“And God saw that it was good…”
Look out over the world today, it seems a far cry from God’s original declaration. Pain, conflict, and uncertainty dominate the headlines. Our daily lives are noisy and chaotic—filled with too much information and too little wisdom. No wonder we often find it easier to retreat into safe spaces, hunker down in likeminded tribes, and just do our best to survive life.
But what if God wants you to do more than simply survive? What if he wants you to thrive in this world, and be part of its redemption? What if you could rediscover the beauty and goodness God established in the beginning?
By learning the lost art of discernment, you can. Discernment is more than simply avoiding bad things; discernment actually frees you to navigate the world with confidence and joy by teaching you how to recognize and choose good things. When you learn discernment and develop a taste for all that’s good, you will encounter God in remarkable new ways. Come, discover the God who not only made all things, but who will also make all things good once again.
- Biblical, Timely, and Refreshing

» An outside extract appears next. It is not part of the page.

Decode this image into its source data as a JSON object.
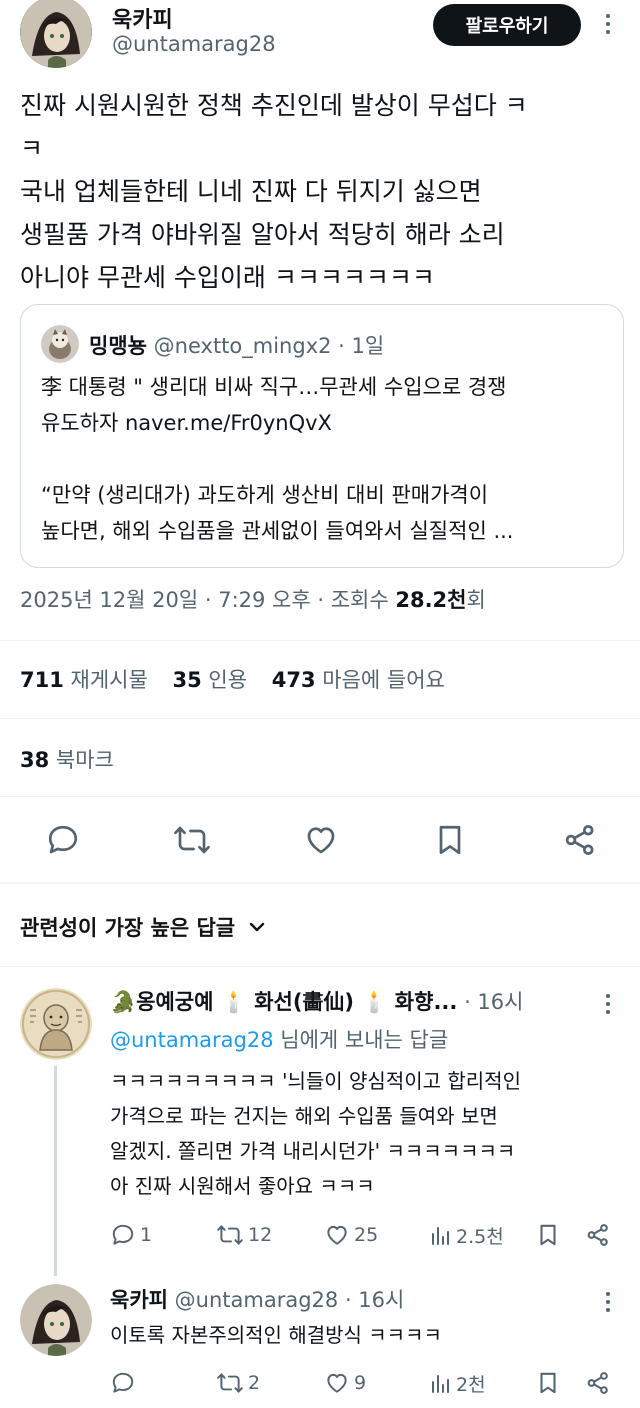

All That's Good: Recovering the Lost Art of Discernment is the third book from blogger, author, and podcaster Hannah Anderson. When I learned that Hannah was releasing a book that focused on discernment I was very excited. Discernment is a topic that's really piqued my interest as of late and I was interested to learn what Hannah had to say about it. In the Introduction of the book, Hannah states, ". . . discernment simply means developing a taste for what is good," (pg. 13). Rather than just informing readers with her thoughts on what it looks like to pursue what is good, Hannah takes readers on a journey through the virtues listed in Philippians 4:8. There is a chapter devoted to each virtue which I really appreciate because it creates a unique lens for exploring the concept of goodness. I enjoyed the personal anecdotes she included at the beginning of each chapter which served as parallels to the virtue she was deliberating on. Prior to reading All That's Good, I had thought of discernment as possessing wisdom when it comes to knowing when something is not true. Hannah argues, however, that this is only one aspect of discernment. My favorite chapter is the one on truth in which Hannah wrote, "Our fear might be able to tell us something is wrong, but it cannot tell us what is wrong, how or why it happened, or who even is to blame," (pg. 71). This idea really struck me because it is very true. As one who vacillates between fear and faith, I found this thought to be very poignant and helpful. As I continued to read this chapter, my heart was convicted when I read, "As much as we want other people's sins exposed, we must be willing to have ours exposed too," (76). Because of wrestling occurring in my own heart, I was instantly humbled upon reading this. My favorite aspect of All That's Good is that Hannah looks to God as the definition of goodness and challenges readers to think about how decisions they make will bring Him glory. One of the most beautiful quotes in the book is found on page 97, where Hannah said, ". . . when God calls us to righteousness, He appeals to His own, 'Be holy for I am holy.'" She also said a few pages later, "In order to become discerning people, we must embrace Jesus," (pg. 101). The way Hannah writes is intelligent, wise, and overall, refreshing. It is evident in reading Hannah's books (and even in listening to her podcast) that she doesn't desire to tell readers what to think but rather, how. This makes her a great fit for writing on the topic of discernment. I really enjoyed the refreshing perspective offered in All That's Good. If you're looking to learn more about what it means to practice discernment biblically or simply desire a good read, I highly recommend All That's Good. I received All That's Good compliments of Moody Publishers in exchange for my honest review.